The definition of LIMS is ever-evolving, with the technology used to develop it continually advancing and the needs of laboratories frequently changing. What remains constant, however, is the need to streamline sample tracking and traceability, data collection, and report generation. This is a continual pressing concern for the managers of academic, clinical, pharmaceutical, and biotechnology labs, which are always looking for new solutions. LIMS was created to help fulfill these needs by automating the reporting process, managing data and inventory, monitoring workflows, assigning tasks, and storing data.
Many industries require barcodes to track their inventory, samples, and equipment. To integrate the data from the barcodes into a tracking system, the barcodes must be scanned when each item is processed. So, how do scanners relay the information from barcodes to a computer?
Barcodes are used worldwide as one of the most efficient means of tracking packages and containers. However, the use of barcodes is not solely limited to labels. Living organisms can also be barcoded genetically, allowing individual cells to be monitored and tracked.
As any lab will attest, organizing your bank of cell lines is key to ensuring that your research runs smoothly and efficiently. However, this is easier said than done. How often do students and post-docs go searching for a specific cell line or passage number, only to discover that they cannot find what they’re looking for or that they’ve run out of the cells they need? Here are 4 simple ways that proper labeling can safeguard your lab against mismanaged cell line banking.
Healthcare institutions tend to use diverse systems for labeling specimens, each incorporating fail-safes at different levels of collection and processing. Many hospitals practice the Swiss cheese model of error prevention, using multiple layers (or fail-safes) to cover up any possible holes, preventing errors from slipping through.1 When it comes to reducing labeling errors, researchers have identified several types of interventions that act as additional fail-safes, many of them incorporating modern technology, such as barcodes, radio frequency identification (RFID), and automated systems.
For Part 1 of the series, detailing the costs of labeling errors in the clinic, click here.
Polymerase chain reaction (PCR) is one of the most commonly performed laboratory procedures. This technique, used to amplify DNA or RNA sequences, is integral to a host of industries and environments, including healthcare, research, forensics, and agriculture. This powerful technique can be used to measure levels of gene activation, discover mutations in samples from patients with cancer, and identify sources of bacterial infection. However, despite recent advances in PCR technology, labeling PCR tubes remains problematic.

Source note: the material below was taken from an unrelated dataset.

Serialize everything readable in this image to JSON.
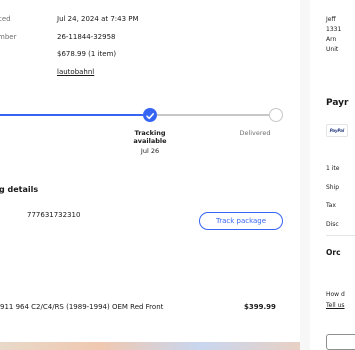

Previously, we established that thermal printers are ideal for printing barcodes. The use of barcodes has multiple advantages, including improved data management and lower costs. With a wide range of uses, barcodes can be used everywhere from retail stores, to hospitals, and industrial work sites. However, barcode labels are not one size fits all, with different types of 1D and 2D barcodes each having their specific uses. Here we’ll give a brief overview of the different options available, to help you chose the barcode that will best suit your needs.